------ Records provided ------
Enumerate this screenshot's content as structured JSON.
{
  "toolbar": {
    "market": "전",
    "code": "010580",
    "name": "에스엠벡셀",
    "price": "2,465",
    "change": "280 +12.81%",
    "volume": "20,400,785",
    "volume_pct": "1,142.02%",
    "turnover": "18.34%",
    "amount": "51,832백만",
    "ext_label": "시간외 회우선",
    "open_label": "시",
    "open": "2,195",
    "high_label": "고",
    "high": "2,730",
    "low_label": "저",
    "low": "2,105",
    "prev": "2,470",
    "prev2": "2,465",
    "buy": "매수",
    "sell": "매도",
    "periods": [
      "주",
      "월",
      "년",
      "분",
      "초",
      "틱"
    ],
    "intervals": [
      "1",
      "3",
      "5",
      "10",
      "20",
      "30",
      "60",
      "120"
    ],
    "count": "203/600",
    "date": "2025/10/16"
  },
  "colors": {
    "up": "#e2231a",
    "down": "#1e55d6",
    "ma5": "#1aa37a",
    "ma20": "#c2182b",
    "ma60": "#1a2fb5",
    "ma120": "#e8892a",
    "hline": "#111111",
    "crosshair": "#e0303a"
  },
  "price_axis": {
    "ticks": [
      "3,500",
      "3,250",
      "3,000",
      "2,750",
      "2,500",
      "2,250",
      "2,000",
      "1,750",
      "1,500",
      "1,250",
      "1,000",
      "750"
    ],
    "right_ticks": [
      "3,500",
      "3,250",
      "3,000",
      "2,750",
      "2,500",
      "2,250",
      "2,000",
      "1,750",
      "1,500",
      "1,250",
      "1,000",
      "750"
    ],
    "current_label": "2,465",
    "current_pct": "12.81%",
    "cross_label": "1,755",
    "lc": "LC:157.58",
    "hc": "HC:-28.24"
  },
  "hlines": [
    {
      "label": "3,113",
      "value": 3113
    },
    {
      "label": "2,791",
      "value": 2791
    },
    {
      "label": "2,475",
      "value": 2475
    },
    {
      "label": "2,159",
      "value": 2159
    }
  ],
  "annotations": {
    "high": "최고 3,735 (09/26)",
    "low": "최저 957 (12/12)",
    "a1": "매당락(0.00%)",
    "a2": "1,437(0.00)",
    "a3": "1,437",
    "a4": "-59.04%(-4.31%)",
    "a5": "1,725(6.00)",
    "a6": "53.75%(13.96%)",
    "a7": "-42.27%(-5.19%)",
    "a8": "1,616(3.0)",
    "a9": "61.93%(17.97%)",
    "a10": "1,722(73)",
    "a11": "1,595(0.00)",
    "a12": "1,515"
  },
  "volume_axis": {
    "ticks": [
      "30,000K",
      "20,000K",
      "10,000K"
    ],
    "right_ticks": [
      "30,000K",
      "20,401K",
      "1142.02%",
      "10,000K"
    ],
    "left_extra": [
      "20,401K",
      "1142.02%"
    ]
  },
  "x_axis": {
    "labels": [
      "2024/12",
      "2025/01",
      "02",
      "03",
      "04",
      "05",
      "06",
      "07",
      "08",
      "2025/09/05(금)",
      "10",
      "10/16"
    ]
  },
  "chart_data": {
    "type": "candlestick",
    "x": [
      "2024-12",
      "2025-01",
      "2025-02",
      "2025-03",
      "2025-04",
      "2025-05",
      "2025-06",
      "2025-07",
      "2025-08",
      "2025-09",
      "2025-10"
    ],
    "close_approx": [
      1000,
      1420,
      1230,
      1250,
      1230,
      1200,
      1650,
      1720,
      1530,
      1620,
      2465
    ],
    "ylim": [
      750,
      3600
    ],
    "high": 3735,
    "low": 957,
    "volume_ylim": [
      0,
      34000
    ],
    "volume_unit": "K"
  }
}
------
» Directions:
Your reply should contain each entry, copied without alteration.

» Response area:
Enumerate this screenshot's content as structured JSON.
{
  "toolbar": {
    "market": "전",
    "code": "010580",
    "name": "에스엠벡셀",
    "price": "2,465",
    "change": "280 +12.81%",
    "volume": "20,400,785",
    "volume_pct": "1,142.02%",
    "turnover": "18.34%",
    "amount": "51,832백만",
    "ext_label": "시간외 회우선",
    "open_label": "시",
    "open": "2,195",
    "high_label": "고",
    "high": "2,730",
    "low_label": "저",
    "low": "2,105",
    "prev": "2,470",
    "prev2": "2,465",
    "buy": "매수",
    "sell": "매도",
    "periods": [
      "주",
      "월",
      "년",
      "분",
      "초",
      "틱"
    ],
    "intervals": [
      "1",
      "3",
      "5",
      "10",
      "20",
      "30",
      "60",
      "120"
    ],
    "count": "203/600",
    "date": "2025/10/16"
  },
  "colors": {
    "up": "#e2231a",
    "down": "#1e55d6",
    "ma5": "#1aa37a",
    "ma20": "#c2182b",
    "ma60": "#1a2fb5",
    "ma120": "#e8892a",
    "hline": "#111111",
    "crosshair": "#e0303a"
  },
  "price_axis": {
    "ticks": [
      "3,500",
      "3,250",
      "3,000",
      "2,750",
      "2,500",
      "2,250",
      "2,000",
      "1,750",
      "1,500",
      "1,250",
      "1,000",
      "750"
    ],
    "right_ticks": [
      "3,500",
      "3,250",
      "3,000",
      "2,750",
      "2,500",
      "2,250",
      "2,000",
      "1,750",
      "1,500",
      "1,250",
      "1,000",
      "750"
    ],
    "current_label": "2,465",
    "current_pct": "12.81%",
    "cross_label": "1,755",
    "lc": "LC:157.58",
    "hc": "HC:-28.24"
  },
  "hlines": [
    {
      "label": "3,113",
      "value": 3113
    },
    {
      "label": "2,791",
      "value": 2791
    },
    {
      "label": "2,475",
      "value": 2475
    },
    {
      "label": "2,159",
      "value": 2159
    }
  ],
  "annotations": {
    "high": "최고 3,735 (09/26)",
    "low": "최저 957 (12/12)",
    "a1": "매당락(0.00%)",
    "a2": "1,437(0.00)",
    "a3": "1,437",
    "a4": "-59.04%(-4.31%)",
    "a5": "1,725(6.00)",
    "a6": "53.75%(13.96%)",
    "a7": "-42.27%(-5.19%)",
    "a8": "1,616(3.0)",
    "a9": "61.93%(17.97%)",
    "a10": "1,722(73)",
    "a11": "1,595(0.00)",
    "a12": "1,515"
  },
  "volume_axis": {
    "ticks": [
      "30,000K",
      "20,000K",
      "10,000K"
    ],
    "right_ticks": [
      "30,000K",
      "20,401K",
      "1142.02%",
      "10,000K"
    ],
    "left_extra": [
      "20,401K",
      "1142.02%"
    ]
  },
  "x_axis": {
    "labels": [
      "2024/12",
      "2025/01",
      "02",
      "03",
      "04",
      "05",
      "06",
      "07",
      "08",
      "2025/09/05(금)",
      "10",
      "10/16"
    ]
  },
  "chart_data": {
    "type": "candlestick",
    "x": [
      "2024-12",
      "2025-01",
      "2025-02",
      "2025-03",
      "2025-04",
      "2025-05",
      "2025-06",
      "2025-07",
      "2025-08",
      "2025-09",
      "2025-10"
    ],
    "close_approx": [
      1000,
      1420,
      1230,
      1250,
      1230,
      1200,
      1650,
      1720,
      1530,
      1620,
      2465
    ],
    "ylim": [
      750,
      3600
    ],
    "high": 3735,
    "low": 957,
    "volume_ylim": [
      0,
      34000
    ],
    "volume_unit": "K"
  }
}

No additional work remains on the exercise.